Your objective: Tally the lines below that contain the word "title", then give the tally alone.

Start of Data provided

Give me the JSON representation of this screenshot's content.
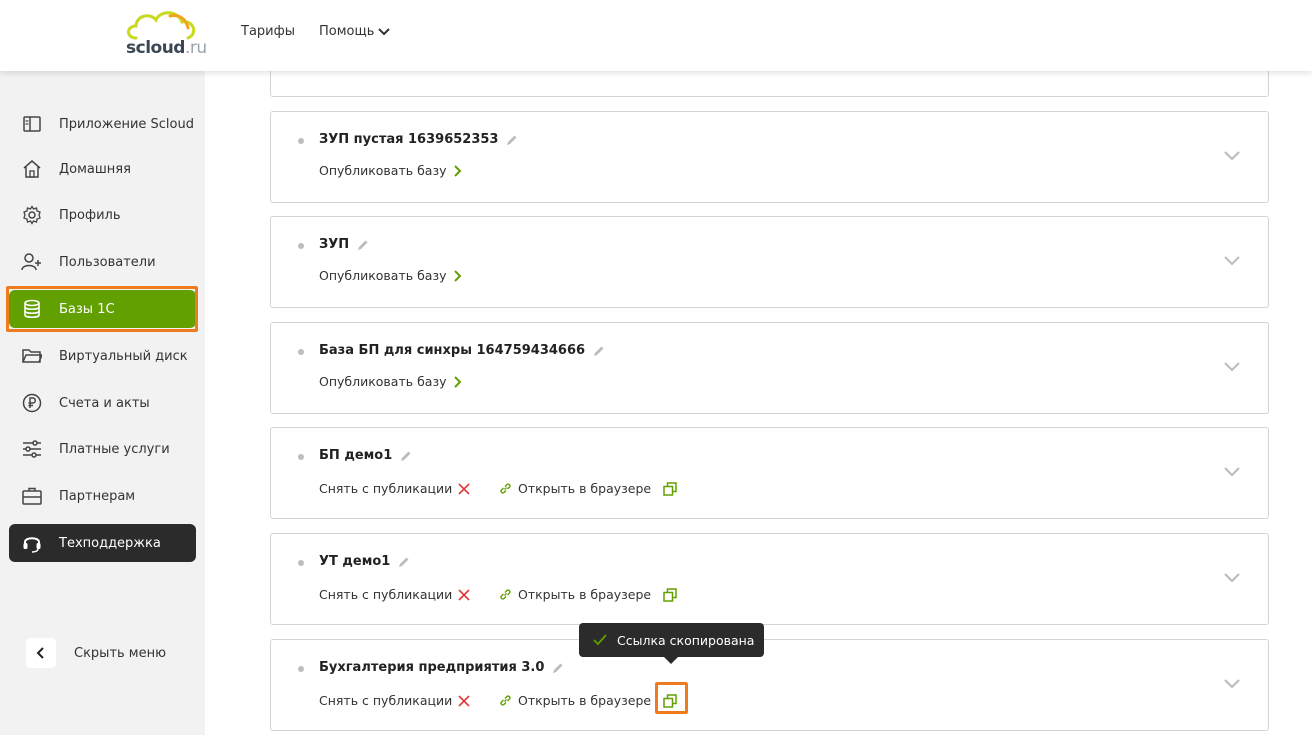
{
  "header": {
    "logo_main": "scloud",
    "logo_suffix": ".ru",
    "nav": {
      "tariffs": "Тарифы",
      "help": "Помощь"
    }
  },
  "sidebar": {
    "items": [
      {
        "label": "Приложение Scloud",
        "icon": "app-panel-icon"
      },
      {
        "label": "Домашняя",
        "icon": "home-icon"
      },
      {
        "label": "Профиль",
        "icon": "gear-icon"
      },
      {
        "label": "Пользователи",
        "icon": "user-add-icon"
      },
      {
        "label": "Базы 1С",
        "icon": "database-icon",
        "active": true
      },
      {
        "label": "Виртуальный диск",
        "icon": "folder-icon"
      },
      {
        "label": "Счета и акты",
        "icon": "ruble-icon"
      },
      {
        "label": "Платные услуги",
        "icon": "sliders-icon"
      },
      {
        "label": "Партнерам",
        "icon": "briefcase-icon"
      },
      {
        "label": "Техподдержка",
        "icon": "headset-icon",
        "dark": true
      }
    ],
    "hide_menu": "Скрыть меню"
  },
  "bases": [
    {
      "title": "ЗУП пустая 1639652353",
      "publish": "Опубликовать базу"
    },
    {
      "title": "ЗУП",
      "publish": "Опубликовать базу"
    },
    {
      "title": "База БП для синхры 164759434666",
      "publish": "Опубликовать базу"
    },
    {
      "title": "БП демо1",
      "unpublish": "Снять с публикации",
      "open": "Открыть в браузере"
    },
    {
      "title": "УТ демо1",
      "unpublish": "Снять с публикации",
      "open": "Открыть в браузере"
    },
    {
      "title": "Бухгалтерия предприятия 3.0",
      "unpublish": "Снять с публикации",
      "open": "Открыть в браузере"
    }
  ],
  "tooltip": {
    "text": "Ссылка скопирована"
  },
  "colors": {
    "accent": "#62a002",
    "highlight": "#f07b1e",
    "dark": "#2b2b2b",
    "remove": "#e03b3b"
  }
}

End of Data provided

Response area: 6